As our options increase, so do our expectations that we’ll be able find the perfect option.

The more options we have to forgo when making a choice, the higher the possibility that we’ll make the wrong one.

More choice does not equate to more happiness because choice itself is a double edged sword.

When we are constantly saturated with choice, it’s not uncommon to experience choice paralysis. A sensation which often results in no choice being made at all.

While sometimes it doesn’t feel like it, we have a lot more control over the choices we present ourselves with than we feel like we do.

Do your best to find a balance.

When we ruminate too intently on the pains our future might hold, we experience a portion of that pain in advance.

People with empathy internalise the pain of others when they witness suffering. It helps us to connect, to understand one another, and to care for eachother.

When making a decision, we usually consider the effect it might have on others. In doing so, we are essentially imagining future versions of the people our decisions may effect, allowing us to empathetically consider the potential outcomes of our actions.

We are so good at this that we usually do it intuitively.

I don’t take an online yodeling class at 1:30am because I can imagine that my neighbours (and their baby) might find it difficult to sleep in the presence of such glorious sound.

Unfortunately, there is a little glitch in this otherwise wonderfully human system; we can’t help but also imagine ourselves as a future person. We possess an inescapable and often rather concerning future self.

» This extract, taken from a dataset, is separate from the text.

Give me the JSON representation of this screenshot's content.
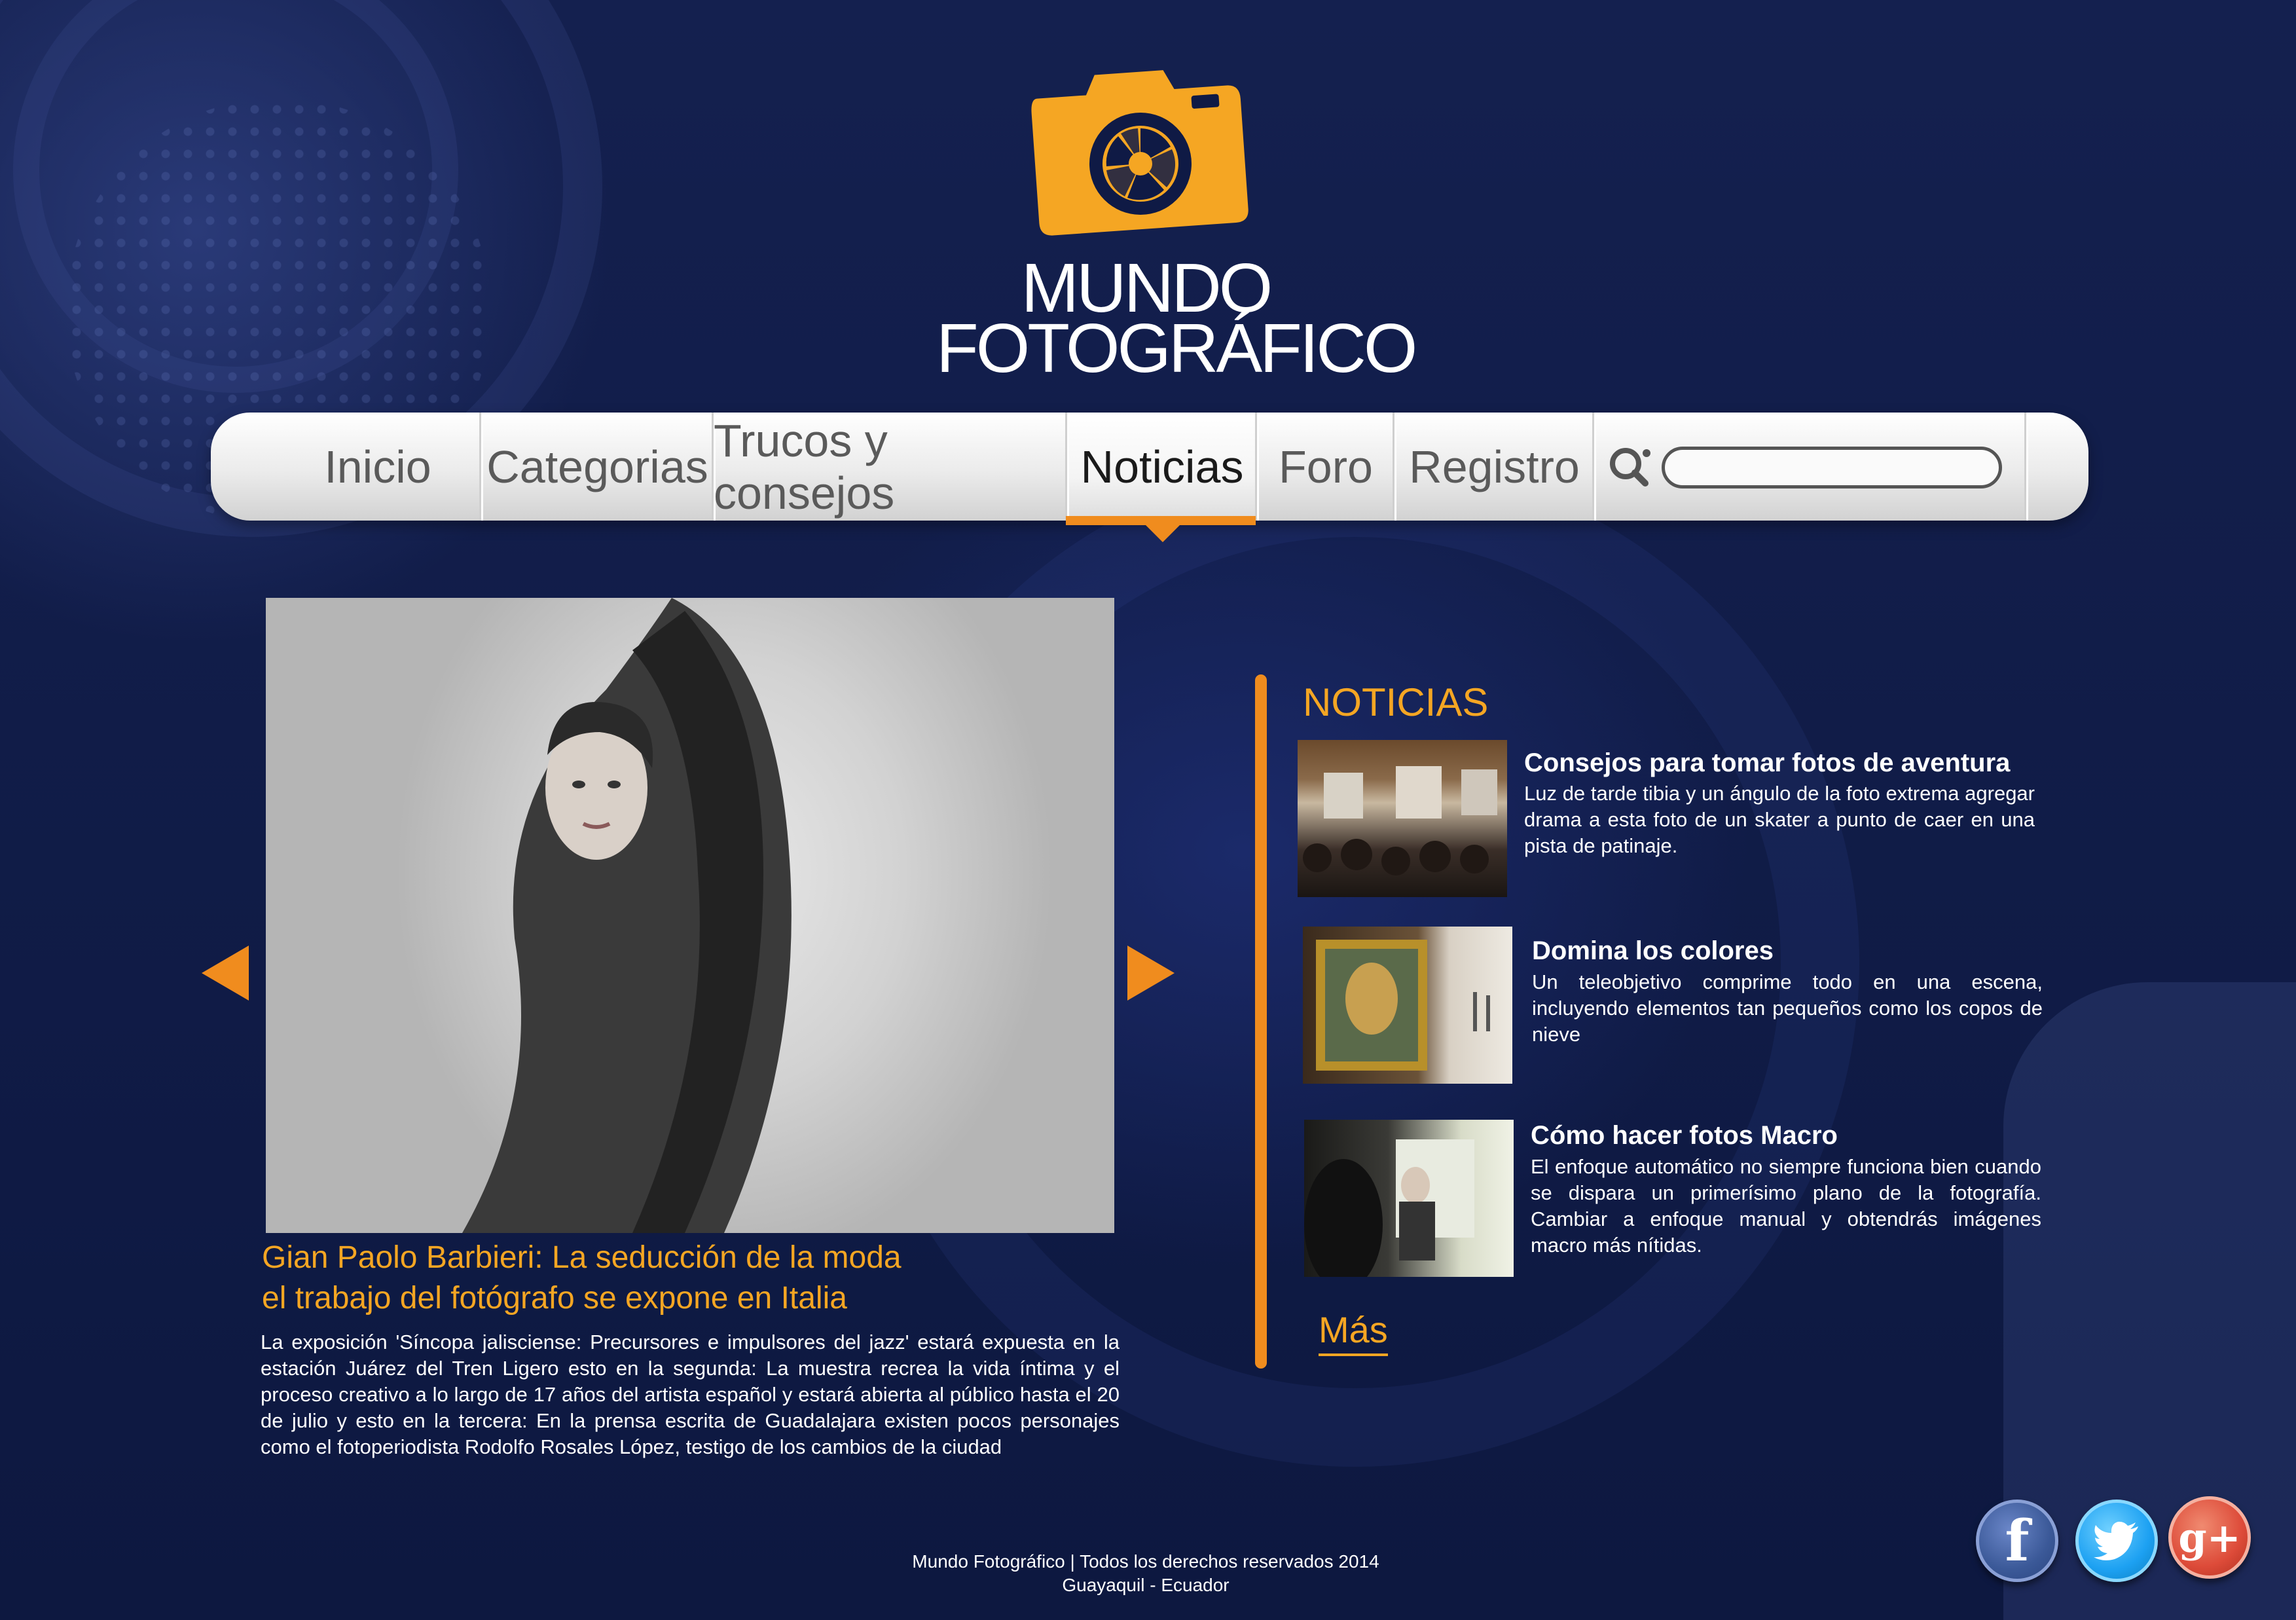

Anxiety is the pain we absorb while empathising with our future selves.

Harbouring a bit of this pain is sensible, but too much acts like poison.

We consider people ‘anxious’ when the pain they are experiencing in advance is disproportionate to the actual risks their furute presents.

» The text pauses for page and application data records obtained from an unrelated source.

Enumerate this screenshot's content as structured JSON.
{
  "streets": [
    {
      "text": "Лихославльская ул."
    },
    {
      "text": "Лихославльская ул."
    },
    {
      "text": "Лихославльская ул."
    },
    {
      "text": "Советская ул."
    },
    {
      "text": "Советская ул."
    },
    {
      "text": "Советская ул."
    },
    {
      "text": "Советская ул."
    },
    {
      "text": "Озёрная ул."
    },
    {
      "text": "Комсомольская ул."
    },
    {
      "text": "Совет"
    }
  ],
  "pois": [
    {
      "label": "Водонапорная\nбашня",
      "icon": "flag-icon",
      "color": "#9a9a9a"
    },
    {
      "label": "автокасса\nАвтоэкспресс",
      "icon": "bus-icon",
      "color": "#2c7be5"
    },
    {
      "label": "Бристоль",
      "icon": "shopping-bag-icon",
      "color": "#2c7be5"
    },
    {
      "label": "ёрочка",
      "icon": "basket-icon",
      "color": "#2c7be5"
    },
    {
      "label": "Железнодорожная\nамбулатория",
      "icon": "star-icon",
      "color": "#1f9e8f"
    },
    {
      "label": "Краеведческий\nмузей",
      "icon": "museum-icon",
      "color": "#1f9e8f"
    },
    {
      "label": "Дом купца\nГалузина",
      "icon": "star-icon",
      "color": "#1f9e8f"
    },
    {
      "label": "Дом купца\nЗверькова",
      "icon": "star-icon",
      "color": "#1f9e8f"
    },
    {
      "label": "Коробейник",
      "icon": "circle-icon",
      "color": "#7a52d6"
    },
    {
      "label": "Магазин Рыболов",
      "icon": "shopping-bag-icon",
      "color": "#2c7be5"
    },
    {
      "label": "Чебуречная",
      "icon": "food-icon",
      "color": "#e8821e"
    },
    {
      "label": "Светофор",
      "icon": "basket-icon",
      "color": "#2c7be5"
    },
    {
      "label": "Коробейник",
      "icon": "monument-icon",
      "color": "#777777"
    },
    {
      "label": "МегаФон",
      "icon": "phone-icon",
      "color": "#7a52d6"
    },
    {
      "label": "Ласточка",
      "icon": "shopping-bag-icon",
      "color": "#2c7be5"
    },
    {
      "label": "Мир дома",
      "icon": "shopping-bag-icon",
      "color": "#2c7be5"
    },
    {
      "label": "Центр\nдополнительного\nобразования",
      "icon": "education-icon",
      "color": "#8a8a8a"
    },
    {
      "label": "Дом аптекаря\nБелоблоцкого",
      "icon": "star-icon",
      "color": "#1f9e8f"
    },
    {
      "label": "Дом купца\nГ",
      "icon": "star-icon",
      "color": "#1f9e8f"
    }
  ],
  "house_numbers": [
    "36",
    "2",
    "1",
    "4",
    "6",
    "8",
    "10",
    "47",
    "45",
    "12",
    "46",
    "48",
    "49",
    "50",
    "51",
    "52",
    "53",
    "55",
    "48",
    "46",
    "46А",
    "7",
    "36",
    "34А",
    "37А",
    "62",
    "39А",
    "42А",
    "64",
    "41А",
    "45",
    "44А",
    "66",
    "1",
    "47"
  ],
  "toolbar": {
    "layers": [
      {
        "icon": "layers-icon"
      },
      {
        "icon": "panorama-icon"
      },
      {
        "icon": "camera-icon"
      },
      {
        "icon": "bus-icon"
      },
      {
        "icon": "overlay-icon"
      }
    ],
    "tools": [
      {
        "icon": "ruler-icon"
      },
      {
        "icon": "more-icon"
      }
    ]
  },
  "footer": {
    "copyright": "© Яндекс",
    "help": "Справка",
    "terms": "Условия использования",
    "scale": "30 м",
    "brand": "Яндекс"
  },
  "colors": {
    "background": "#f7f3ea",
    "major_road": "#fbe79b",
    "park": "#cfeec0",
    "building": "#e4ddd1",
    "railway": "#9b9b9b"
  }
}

“There are more things … likely to frighten us than there are to crush us; we suffer more often in imagination than in reality.”

Seneca

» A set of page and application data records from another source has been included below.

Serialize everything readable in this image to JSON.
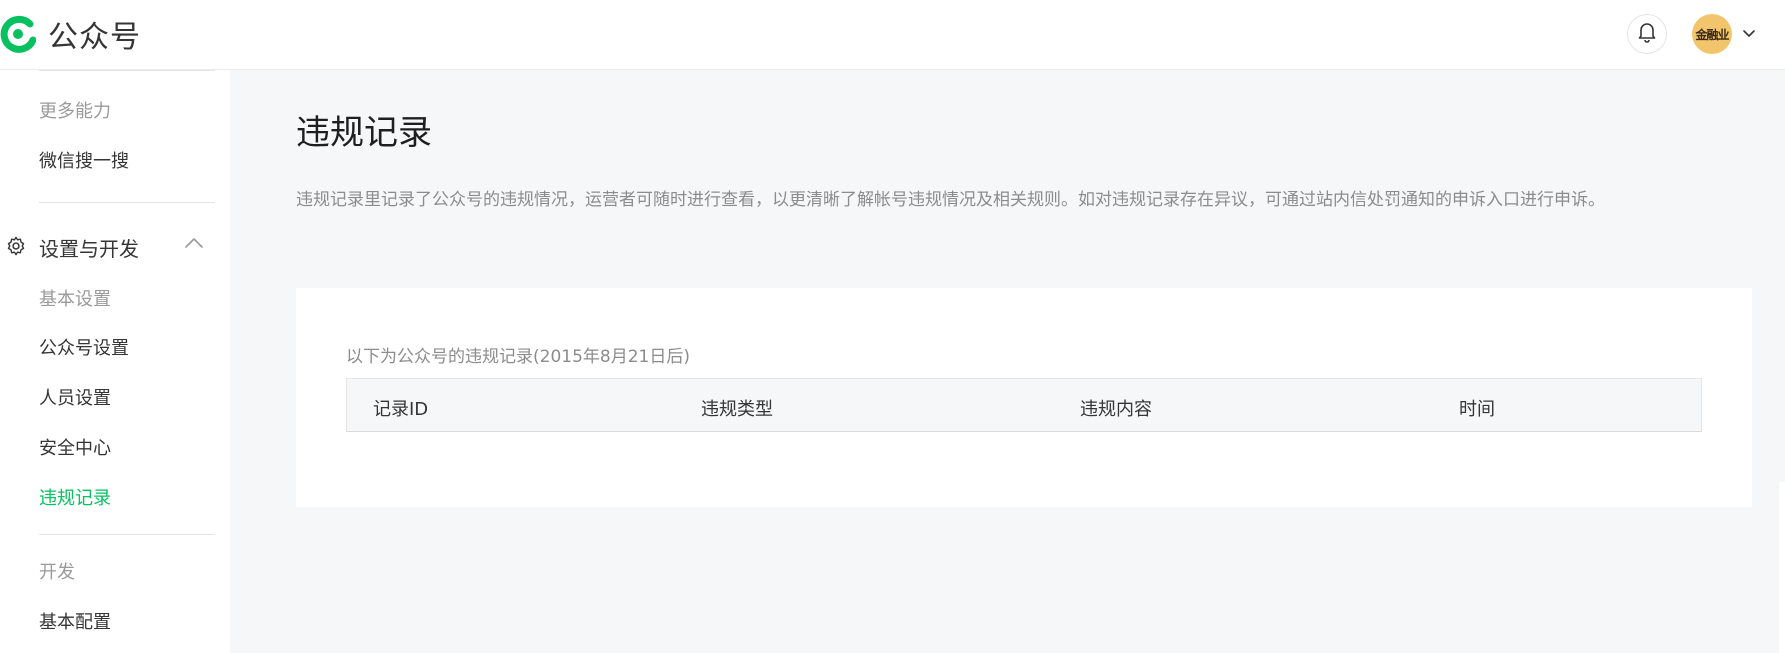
{
  "header": {
    "brand": "公众号",
    "logo_icon": "wechat-official-account-logo",
    "bell_icon": "bell-icon",
    "avatar_label": "金融业",
    "menu_icon": "chevron-down-icon"
  },
  "sidebar": {
    "more_group": {
      "title": "更多能力",
      "items": [
        "微信搜一搜"
      ]
    },
    "settings_section": {
      "label": "设置与开发",
      "icon": "gear-icon",
      "expanded": true
    },
    "basic_group": {
      "title": "基本设置",
      "items": [
        "公众号设置",
        "人员设置",
        "安全中心",
        "违规记录"
      ],
      "active": "违规记录"
    },
    "dev_group": {
      "title": "开发",
      "items": [
        "基本配置"
      ]
    }
  },
  "main": {
    "title": "违规记录",
    "description": "违规记录里记录了公众号的违规情况，运营者可随时进行查看，以更清晰了解帐号违规情况及相关规则。如对违规记录存在异议，可通过站内信处罚通知的申诉入口进行申诉。",
    "table_caption": "以下为公众号的违规记录(2015年8月21日后)",
    "columns": [
      "记录ID",
      "违规类型",
      "违规内容",
      "时间"
    ],
    "rows": []
  },
  "colors": {
    "accent": "#07c160",
    "background": "#f6f7f9",
    "text": "#353535",
    "muted": "#9a9a9a"
  }
}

Your anxiety is as useful as it is actionable.

If you can’t do anything to address a concern, there is zero gain in accepting preliminary pain on your future self’s behalf.

You’ll have to deal with it when your future self arrives at the worrying destination, so what sense is there in experiencing the pain twice?

Getting stuck empathising with future you is dangerous because this process feeds upons itself.

Once painful worrying becomes a habit, you might find yourself worrying about the worrying.

All of a sudden, your introspective empathy has turned toxic, and you’re so caught up inside yourself that you can barely muster the energy to look out.

Illustration by Catherine Lepange from Thin Slices of Anxiety: Observations and Advice to Ease a Worried Mind

There is no simple fix to this cycle.

It’s a grueling, often shameful, thing to break.

But it can be done.

I suggest starting with one of these:

Perfecting a technique ensures that you’ll be able to execute it perfectly from a distinct starting point.

But what if you never find yourself at that starting location?

Perfecting a system ensures that you’ll be able to execute a move from every starting point possible.

As you become proficient in a technique and begin to practice it; you learn about the counters to the technique and how to prevent them; the set-ups, the angles and preconditions required to execute the technique; and the principles which apply to the technique, and to your opponents reaction.

The implementation of these counters, set-ups, angels, preconditions and principles is the systems based approach to learning Jiu-Jitsu.

A Jiu-Jitsu system endeavours to define all possible scenarios within the system.

Mastering a system maximises your chances of submitting you opponent once you have them within in.

For example, you can have the best swinging armbar from guard on the planet, but if your opponent would rather be triangled than let you cross his arm over your centre-line, you better have a good triangle set-up too.

Having an incredible armbar is worth nothing compared to having an incredible guard which includes a great armbar.

It took me a while to realise this, so for those of you just starting out; apply a systems based approach. Don’t just ask your instructor how to execute a technique; ask how, why, when, and when it doesn’t apply.